» **Task input**
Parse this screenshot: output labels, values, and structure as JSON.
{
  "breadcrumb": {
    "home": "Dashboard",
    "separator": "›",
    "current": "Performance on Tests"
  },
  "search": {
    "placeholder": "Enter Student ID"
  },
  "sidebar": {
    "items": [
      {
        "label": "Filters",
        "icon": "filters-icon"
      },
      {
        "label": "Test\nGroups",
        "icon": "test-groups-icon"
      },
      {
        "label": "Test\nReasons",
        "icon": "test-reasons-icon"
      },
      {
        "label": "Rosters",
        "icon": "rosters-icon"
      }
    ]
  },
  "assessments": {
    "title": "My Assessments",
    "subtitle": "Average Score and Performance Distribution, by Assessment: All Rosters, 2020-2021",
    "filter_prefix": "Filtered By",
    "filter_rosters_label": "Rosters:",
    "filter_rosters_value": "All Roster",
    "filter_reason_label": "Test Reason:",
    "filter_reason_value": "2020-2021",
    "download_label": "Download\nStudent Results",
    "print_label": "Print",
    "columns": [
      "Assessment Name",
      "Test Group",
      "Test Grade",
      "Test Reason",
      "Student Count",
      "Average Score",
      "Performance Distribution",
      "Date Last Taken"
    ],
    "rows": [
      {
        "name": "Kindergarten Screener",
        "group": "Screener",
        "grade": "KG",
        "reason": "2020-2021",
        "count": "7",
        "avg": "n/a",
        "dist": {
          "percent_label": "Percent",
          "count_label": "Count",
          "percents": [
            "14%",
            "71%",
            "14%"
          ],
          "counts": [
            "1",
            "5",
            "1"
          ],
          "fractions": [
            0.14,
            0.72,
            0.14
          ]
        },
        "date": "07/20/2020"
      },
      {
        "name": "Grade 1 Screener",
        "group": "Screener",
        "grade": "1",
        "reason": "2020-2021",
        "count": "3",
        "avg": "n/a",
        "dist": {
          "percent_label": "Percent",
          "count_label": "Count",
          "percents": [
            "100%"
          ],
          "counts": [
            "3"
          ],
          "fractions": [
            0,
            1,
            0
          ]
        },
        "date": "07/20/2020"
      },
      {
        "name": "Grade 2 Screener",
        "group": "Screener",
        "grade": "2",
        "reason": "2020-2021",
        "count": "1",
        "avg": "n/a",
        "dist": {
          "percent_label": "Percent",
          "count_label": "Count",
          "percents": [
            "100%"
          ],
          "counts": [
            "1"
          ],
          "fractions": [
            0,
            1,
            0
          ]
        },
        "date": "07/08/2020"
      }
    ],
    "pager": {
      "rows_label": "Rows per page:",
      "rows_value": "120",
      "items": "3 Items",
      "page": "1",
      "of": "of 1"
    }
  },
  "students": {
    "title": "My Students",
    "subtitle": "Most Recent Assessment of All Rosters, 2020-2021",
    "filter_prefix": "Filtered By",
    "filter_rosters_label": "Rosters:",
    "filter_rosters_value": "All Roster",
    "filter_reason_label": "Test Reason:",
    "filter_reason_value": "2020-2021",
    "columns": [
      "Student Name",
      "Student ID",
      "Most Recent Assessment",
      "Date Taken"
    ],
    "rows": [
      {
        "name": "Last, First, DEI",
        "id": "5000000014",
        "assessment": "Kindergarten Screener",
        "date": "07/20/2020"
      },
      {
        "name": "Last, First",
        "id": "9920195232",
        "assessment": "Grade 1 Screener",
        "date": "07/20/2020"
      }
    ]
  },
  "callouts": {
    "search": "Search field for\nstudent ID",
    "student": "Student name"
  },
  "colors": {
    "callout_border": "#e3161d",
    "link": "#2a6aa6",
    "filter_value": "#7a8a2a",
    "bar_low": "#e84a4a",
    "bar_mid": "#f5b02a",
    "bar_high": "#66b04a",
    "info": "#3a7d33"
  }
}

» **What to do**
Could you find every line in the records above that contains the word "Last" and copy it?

» **Task output**
      "Date Last Taken"
        "name": "Last, First, DEI",
        "name": "Last, First",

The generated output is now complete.